Stern and bold this reaper's reaping,
And his locks are thin and white,
Yet he bravely wields the sickle,
And is reaping day and night.
"The Reaper" by Benjamin Cutler Clark
Years went and came. At close of day
Singing came a child from play,
Tossing from her loose-locked head
Gold in sunshine, brown in shade.
"The Truce of Piscataqua" by John Greenleaf Whittier

In news:

Locks 85 through 105 were in Chenango County.
Elisabetta Canalis and Steve-O were snapped locking lips while having a romantic dinner at Rome's Shinto Sushi restaurant.
At the end of each year, the Committee to Protect Journalists counts the number of journalists imprisoned worldwide and lists the countries in which they're locked up.
When I was in college, such hood locks were rare.
York schools locked down after nearby car window shatters.
Susanne was taking her 92 year old mother to an Albuquerque New Mexico clinic the other day, and saw a dog locked in a car with the window cracked just a little, and not enough.
Heather A Lacey's 3-year-old son sat naked in a locked bedroom caked with human waste.
They're substantial, slightly sweet and a revelation to the land-locked palate, not to mention worth top dollar.
The Total Lock Brake is now available on all of Colson's Encore Dolly line swivel casters .
Wireless devices here are generally "locked" by carriers so that they work only with that carrier's network and software applications.
A metal chain locked with a padlock was wrapped around the girl's ankle when she was found by police, officials said.
The mortise lock has been around for more than 100 years, installed into commercial buildings and residences.
Lock yourself down, or fry trying.
When I first started doing lock work, I was told to be very careful and read the packaging to be certain the lock installed onto the door was the correct finish and operation.
The Pacer 's unassisted steering required nearly six full turns of the wheel to get from lock-to-lock.

In science:

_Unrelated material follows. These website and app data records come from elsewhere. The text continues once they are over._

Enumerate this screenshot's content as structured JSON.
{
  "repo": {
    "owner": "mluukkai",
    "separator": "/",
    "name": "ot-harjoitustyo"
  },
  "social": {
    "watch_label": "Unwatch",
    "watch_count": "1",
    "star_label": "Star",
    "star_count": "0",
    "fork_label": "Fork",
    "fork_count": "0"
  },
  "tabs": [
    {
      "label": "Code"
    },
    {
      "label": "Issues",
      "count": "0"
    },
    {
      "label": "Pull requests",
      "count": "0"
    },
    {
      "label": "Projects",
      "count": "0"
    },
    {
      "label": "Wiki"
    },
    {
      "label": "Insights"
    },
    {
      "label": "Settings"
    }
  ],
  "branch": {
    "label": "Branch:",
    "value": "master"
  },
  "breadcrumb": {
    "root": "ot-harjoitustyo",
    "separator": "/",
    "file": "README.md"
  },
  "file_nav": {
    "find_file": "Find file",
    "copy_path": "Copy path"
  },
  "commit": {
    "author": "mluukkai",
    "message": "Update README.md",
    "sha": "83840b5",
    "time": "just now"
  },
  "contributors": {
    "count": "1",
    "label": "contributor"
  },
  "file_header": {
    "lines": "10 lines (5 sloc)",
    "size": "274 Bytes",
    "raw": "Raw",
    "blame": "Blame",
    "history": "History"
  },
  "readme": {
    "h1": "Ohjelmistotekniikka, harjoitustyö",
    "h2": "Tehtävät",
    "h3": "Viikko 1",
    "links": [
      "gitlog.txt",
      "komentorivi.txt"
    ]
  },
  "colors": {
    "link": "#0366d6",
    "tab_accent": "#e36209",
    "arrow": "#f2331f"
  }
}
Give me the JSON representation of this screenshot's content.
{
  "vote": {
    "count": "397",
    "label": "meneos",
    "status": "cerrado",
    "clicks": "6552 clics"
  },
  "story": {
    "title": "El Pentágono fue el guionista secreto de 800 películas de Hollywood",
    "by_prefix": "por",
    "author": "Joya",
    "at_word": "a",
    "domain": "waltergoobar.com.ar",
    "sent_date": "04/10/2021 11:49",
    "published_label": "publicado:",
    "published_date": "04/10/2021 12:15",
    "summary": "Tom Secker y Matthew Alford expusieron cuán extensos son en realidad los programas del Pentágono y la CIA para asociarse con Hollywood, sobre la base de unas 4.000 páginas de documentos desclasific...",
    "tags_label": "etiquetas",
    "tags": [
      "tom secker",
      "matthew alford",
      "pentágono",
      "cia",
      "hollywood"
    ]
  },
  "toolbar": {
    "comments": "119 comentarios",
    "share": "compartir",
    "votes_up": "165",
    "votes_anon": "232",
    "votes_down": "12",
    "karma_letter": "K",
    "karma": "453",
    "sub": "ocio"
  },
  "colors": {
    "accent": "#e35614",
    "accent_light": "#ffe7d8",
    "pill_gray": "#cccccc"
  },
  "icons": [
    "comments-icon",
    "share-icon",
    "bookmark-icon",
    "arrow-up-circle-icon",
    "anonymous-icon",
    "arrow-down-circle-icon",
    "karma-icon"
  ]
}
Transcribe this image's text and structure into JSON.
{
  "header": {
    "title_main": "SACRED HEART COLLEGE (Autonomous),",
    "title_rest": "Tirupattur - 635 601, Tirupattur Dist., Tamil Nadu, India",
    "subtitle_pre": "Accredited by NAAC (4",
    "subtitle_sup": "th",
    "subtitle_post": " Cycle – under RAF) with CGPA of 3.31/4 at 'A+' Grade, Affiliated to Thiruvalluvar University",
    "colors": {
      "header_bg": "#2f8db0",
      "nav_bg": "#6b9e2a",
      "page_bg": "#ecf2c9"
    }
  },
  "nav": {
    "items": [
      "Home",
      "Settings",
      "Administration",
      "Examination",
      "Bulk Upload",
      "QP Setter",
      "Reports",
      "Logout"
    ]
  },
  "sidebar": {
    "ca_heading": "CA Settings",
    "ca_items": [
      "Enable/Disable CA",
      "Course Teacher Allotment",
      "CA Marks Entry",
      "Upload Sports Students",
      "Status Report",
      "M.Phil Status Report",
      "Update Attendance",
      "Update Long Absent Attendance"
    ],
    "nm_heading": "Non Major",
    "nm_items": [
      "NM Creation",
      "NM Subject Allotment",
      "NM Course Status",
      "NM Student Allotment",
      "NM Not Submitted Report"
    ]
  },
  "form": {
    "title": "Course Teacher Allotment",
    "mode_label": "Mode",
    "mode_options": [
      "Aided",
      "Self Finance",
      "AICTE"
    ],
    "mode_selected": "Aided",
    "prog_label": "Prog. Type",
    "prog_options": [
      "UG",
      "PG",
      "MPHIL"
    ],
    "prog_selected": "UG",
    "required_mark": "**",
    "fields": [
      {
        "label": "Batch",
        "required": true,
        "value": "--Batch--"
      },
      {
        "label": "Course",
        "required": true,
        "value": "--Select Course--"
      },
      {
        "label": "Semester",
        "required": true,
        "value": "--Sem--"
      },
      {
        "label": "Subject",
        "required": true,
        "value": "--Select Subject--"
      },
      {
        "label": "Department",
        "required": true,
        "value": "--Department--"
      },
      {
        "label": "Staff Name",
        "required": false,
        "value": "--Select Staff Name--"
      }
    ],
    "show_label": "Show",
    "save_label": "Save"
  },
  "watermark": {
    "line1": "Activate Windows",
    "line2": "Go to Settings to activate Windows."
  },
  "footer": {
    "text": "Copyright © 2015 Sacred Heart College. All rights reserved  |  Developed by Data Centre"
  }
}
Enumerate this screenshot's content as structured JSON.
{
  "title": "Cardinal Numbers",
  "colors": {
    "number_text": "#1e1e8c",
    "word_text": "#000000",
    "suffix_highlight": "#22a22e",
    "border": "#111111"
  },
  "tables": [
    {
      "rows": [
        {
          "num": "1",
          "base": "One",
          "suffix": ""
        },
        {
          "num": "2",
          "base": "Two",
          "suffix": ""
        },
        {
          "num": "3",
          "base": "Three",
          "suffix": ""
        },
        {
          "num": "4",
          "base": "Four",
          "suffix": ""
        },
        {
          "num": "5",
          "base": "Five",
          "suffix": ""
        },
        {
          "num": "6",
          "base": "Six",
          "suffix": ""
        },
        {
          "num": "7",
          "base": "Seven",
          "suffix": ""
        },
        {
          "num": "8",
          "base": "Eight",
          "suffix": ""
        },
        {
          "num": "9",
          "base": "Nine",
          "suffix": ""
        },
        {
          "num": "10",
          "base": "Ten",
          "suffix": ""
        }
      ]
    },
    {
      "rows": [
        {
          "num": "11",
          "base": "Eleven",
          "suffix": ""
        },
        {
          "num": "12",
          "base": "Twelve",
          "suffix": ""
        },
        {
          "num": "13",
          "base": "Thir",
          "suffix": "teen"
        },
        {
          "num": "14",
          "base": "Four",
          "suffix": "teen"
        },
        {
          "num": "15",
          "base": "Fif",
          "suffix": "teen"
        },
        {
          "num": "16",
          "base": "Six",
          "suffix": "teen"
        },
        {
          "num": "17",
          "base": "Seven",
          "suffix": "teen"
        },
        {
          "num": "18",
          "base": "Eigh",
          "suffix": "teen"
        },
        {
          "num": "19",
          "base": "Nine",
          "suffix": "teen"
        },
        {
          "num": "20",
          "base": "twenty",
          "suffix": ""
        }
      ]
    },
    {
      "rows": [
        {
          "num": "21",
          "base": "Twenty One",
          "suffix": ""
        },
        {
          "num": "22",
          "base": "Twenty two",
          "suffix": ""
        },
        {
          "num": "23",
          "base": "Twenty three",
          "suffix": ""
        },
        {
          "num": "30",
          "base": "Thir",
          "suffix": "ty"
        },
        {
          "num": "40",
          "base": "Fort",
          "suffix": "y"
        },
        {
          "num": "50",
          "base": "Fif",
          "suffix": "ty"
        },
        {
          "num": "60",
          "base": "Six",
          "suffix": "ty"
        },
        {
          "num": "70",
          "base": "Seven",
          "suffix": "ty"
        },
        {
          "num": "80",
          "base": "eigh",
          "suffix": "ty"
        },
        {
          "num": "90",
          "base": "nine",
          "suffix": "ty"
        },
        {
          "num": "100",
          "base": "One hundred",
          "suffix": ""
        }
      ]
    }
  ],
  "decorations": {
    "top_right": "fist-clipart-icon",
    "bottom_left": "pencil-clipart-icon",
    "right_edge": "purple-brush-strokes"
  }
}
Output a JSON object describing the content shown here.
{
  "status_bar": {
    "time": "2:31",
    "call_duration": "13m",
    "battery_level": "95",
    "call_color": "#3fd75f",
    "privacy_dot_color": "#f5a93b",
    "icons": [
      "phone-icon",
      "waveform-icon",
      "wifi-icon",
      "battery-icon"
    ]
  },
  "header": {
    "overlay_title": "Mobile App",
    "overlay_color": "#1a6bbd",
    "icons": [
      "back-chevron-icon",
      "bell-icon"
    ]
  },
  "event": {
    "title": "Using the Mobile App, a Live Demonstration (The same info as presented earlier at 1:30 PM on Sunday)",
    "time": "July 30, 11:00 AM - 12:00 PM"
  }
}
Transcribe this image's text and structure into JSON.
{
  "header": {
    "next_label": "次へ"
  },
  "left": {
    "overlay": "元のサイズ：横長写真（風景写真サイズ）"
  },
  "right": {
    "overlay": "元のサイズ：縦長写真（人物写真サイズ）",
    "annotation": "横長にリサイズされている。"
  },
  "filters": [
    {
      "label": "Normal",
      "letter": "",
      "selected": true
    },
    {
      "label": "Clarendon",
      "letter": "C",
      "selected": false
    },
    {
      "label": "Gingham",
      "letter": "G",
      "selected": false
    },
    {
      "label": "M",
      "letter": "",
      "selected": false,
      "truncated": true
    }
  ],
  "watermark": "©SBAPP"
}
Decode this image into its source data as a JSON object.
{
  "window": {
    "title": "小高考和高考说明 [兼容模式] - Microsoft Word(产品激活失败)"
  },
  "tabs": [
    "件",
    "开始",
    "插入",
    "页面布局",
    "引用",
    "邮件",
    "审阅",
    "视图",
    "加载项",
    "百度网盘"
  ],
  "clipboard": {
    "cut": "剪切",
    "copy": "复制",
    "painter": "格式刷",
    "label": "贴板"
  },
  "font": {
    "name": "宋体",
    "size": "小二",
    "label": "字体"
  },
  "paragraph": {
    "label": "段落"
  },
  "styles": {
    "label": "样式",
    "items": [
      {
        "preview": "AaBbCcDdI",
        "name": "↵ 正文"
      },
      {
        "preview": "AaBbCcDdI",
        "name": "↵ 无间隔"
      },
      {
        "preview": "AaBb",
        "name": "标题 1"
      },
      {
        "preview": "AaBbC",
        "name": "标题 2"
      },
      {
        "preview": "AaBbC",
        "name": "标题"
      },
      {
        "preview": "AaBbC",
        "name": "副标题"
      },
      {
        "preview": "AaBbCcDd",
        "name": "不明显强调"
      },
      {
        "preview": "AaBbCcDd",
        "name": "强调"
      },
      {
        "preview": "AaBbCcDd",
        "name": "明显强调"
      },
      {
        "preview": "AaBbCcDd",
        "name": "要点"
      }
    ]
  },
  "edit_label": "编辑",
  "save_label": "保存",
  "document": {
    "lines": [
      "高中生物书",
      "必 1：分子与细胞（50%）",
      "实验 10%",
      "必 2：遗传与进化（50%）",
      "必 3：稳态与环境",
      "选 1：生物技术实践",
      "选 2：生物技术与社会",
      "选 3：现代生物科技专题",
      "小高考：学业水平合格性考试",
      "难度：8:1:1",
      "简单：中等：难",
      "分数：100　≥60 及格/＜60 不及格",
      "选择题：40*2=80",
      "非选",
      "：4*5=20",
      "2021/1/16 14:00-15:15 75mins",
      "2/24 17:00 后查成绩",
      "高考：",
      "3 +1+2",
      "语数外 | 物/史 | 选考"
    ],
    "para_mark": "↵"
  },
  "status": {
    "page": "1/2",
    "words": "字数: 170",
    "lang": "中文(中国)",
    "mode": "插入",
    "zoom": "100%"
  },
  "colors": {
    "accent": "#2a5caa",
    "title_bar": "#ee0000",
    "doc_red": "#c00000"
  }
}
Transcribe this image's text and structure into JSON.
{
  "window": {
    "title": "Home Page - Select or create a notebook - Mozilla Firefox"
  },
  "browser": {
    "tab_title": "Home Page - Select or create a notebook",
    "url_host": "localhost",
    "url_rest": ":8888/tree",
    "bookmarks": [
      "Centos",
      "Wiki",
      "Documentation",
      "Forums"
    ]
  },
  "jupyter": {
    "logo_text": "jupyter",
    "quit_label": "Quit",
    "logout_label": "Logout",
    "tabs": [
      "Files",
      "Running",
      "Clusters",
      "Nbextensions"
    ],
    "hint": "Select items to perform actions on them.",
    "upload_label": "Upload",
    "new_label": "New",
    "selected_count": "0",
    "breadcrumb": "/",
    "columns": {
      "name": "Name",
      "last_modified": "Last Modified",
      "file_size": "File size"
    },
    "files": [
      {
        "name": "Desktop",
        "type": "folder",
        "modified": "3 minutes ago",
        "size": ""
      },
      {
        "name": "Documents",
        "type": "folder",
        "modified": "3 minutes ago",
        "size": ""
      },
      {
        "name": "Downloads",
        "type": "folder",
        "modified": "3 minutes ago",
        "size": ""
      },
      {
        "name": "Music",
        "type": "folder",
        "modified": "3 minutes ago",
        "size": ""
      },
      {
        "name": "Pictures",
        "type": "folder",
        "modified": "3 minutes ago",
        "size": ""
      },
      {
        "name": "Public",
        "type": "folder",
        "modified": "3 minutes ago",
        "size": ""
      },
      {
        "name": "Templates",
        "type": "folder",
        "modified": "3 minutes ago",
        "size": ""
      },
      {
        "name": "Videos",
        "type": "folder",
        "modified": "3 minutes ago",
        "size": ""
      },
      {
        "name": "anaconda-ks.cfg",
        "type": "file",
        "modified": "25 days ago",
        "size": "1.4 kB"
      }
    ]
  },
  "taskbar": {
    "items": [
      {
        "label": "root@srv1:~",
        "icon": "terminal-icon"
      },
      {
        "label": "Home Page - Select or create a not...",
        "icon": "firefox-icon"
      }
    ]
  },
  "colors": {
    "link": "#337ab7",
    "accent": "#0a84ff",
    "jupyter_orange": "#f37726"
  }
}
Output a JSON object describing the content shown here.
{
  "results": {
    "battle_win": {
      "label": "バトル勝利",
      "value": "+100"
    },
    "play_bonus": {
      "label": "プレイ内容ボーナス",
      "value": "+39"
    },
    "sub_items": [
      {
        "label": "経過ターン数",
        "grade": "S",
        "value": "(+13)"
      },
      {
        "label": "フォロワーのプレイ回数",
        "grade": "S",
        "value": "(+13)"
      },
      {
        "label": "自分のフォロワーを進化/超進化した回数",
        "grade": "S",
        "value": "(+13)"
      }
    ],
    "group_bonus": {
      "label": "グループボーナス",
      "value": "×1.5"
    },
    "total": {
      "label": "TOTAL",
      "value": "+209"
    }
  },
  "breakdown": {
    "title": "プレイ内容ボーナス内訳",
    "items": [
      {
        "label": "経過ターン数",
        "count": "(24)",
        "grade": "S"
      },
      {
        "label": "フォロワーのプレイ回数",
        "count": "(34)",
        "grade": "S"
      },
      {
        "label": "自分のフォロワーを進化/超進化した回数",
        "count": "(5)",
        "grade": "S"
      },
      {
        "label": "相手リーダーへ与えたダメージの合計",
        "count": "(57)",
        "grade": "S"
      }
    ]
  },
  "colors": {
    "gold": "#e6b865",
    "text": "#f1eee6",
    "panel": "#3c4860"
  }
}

Forrester, Exact solution of the lock step model of vicious walkers, J.
Non-intersecting Paths, Random Tilings and Random Matrices
This phase locking to a stimulus can be detected before amplitude changes occur.
Mechanical oscillations at the cellular scale
In we described the basis for such comparisons via the FN-CL interface looking for phase locking and energy plateaux in the waveforms.
Modeling gravitational radiation from coalescing binary black holes
Specially useful, as an independent test of linearization, is the locking of the phases observed after 5M of evolution.
Modeling gravitational radiation from coalescing binary black holes
The two block spins interacts with each other through the effective antiferromagnetic coupling (J ′ ) generated by the antiferromagnetic bond (JAF ). (3) At low temperatures, the two block spins are locked into one S = 1/2 spin.
Modified spin-wave study of random antiferromagnetic-ferromagnetic spin chains